■ Work order: Your answer should consist of the lines in the data below that contain "JSON".

Page and application data records
******************************

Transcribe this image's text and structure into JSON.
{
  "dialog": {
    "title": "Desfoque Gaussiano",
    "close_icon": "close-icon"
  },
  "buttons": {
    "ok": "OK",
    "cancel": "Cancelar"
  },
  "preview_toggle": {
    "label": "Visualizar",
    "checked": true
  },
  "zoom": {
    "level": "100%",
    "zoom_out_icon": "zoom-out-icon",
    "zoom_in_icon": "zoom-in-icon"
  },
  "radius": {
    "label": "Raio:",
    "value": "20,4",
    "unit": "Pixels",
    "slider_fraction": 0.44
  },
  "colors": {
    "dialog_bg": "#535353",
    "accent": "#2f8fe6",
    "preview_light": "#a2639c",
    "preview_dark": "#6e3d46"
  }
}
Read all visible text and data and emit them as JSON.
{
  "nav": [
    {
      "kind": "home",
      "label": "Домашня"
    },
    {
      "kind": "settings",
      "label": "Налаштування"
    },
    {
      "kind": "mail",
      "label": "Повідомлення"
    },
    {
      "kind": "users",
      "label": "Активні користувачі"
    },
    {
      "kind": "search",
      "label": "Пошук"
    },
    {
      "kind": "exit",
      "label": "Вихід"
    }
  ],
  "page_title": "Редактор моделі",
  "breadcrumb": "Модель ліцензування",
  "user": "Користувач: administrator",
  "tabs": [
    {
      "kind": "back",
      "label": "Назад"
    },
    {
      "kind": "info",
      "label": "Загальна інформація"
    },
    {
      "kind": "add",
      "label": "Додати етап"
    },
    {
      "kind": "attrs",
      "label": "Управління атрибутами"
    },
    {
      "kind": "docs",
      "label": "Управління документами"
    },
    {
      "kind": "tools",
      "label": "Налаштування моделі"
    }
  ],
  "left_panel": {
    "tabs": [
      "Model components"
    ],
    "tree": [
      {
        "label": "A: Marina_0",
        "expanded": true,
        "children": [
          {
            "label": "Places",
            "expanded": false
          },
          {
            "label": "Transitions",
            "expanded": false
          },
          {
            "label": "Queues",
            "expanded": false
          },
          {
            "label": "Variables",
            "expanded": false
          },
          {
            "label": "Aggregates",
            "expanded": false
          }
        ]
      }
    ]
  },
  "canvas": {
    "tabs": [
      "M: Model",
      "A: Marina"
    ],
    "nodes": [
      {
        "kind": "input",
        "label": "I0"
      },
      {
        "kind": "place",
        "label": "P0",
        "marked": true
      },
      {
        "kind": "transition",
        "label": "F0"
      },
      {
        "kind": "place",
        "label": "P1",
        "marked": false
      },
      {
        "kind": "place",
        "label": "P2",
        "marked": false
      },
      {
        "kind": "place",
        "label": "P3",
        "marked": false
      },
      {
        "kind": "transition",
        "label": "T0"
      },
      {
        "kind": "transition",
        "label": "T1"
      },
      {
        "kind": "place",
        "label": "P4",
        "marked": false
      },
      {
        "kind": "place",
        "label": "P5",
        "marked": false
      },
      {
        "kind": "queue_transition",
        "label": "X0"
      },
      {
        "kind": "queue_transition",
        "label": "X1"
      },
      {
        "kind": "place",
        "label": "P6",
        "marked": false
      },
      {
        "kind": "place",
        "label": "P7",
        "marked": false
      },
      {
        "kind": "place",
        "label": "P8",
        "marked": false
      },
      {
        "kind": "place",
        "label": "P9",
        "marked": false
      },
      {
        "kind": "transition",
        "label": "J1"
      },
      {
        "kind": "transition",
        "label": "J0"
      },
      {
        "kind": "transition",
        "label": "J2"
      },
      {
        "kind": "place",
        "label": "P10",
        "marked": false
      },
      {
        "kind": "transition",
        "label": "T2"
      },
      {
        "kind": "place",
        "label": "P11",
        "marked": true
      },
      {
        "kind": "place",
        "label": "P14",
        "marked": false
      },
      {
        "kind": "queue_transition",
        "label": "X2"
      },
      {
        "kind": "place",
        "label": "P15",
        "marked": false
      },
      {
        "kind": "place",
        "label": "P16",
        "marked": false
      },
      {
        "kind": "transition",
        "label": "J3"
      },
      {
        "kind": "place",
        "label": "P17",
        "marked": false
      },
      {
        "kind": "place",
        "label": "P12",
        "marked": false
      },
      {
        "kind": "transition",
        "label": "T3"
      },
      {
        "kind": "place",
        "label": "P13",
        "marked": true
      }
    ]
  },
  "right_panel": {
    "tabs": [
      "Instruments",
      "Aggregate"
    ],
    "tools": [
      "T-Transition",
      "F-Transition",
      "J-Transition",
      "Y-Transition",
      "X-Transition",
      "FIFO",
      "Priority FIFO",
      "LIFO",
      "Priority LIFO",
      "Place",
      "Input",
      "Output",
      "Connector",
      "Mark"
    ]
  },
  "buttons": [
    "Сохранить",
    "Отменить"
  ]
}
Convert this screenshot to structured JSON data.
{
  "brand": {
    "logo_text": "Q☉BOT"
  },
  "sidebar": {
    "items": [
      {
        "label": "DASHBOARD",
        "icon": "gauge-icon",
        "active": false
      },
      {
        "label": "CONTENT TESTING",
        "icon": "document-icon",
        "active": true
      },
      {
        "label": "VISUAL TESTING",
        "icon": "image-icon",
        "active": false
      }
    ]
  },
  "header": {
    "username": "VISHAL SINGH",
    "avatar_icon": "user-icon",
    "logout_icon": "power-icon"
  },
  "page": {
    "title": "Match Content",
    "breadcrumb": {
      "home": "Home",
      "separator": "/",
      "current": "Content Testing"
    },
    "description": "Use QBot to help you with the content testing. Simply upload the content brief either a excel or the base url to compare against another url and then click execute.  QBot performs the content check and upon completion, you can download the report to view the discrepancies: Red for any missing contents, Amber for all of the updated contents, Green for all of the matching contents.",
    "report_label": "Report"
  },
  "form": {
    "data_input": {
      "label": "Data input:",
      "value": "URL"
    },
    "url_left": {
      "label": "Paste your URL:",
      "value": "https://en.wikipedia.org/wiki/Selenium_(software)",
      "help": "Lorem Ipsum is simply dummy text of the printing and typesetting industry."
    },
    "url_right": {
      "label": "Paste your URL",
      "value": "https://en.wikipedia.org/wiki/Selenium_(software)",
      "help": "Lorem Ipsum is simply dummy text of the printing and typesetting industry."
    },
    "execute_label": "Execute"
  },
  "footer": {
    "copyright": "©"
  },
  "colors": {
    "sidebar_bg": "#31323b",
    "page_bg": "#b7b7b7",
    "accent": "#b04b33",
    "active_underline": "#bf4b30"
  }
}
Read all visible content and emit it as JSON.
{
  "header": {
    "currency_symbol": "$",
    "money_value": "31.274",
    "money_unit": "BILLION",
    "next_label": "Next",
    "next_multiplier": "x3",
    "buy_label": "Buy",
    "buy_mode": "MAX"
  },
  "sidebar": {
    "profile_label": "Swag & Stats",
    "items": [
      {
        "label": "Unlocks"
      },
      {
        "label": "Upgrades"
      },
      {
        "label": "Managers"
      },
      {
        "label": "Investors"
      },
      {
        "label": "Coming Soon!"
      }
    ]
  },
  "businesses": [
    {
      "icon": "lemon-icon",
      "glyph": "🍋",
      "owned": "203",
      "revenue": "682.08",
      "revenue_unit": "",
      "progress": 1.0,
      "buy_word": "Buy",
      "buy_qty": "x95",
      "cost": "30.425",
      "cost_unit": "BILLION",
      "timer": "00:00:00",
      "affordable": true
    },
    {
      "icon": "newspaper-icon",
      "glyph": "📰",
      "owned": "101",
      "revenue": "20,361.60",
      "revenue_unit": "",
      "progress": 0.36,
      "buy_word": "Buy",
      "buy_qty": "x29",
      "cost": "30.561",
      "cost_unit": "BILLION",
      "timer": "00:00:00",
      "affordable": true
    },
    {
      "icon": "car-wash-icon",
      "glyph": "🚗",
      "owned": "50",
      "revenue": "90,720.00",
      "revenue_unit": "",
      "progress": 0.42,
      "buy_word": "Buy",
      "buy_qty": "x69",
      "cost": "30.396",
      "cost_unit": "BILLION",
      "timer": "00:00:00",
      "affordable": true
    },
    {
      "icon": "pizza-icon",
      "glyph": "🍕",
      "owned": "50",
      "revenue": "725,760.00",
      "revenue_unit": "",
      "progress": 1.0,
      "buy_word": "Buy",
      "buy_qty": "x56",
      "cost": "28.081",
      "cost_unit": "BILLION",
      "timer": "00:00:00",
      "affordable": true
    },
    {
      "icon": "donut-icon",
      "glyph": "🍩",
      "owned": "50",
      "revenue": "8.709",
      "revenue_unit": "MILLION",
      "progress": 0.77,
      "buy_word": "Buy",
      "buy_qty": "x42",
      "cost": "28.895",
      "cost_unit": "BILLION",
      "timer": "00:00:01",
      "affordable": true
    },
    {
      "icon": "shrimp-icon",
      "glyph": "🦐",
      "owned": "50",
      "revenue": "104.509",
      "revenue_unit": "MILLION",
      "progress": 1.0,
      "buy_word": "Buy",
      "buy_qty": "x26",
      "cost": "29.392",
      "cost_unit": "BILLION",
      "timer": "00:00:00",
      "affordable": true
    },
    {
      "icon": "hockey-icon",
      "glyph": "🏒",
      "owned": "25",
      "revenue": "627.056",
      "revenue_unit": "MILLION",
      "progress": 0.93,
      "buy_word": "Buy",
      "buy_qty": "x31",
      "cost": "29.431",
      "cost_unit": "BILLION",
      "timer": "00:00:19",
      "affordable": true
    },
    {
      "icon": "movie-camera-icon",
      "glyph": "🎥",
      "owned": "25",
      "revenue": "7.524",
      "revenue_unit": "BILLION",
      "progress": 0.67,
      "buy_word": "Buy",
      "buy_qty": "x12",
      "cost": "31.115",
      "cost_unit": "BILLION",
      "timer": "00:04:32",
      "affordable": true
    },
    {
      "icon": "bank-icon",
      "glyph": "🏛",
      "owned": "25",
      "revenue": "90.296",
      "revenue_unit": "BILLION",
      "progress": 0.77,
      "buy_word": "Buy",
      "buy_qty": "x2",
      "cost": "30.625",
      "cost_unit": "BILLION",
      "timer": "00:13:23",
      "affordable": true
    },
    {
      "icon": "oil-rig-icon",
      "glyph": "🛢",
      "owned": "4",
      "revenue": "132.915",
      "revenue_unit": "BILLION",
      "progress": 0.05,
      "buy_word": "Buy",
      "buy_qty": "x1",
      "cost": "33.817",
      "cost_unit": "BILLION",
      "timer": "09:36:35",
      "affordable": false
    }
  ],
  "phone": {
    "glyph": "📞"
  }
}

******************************

■ Response area:
Transcribe this image's text and structure into JSON.
Read all visible text and data and emit them as JSON.
Convert this screenshot to structured JSON data.
Read all visible content and emit it as JSON.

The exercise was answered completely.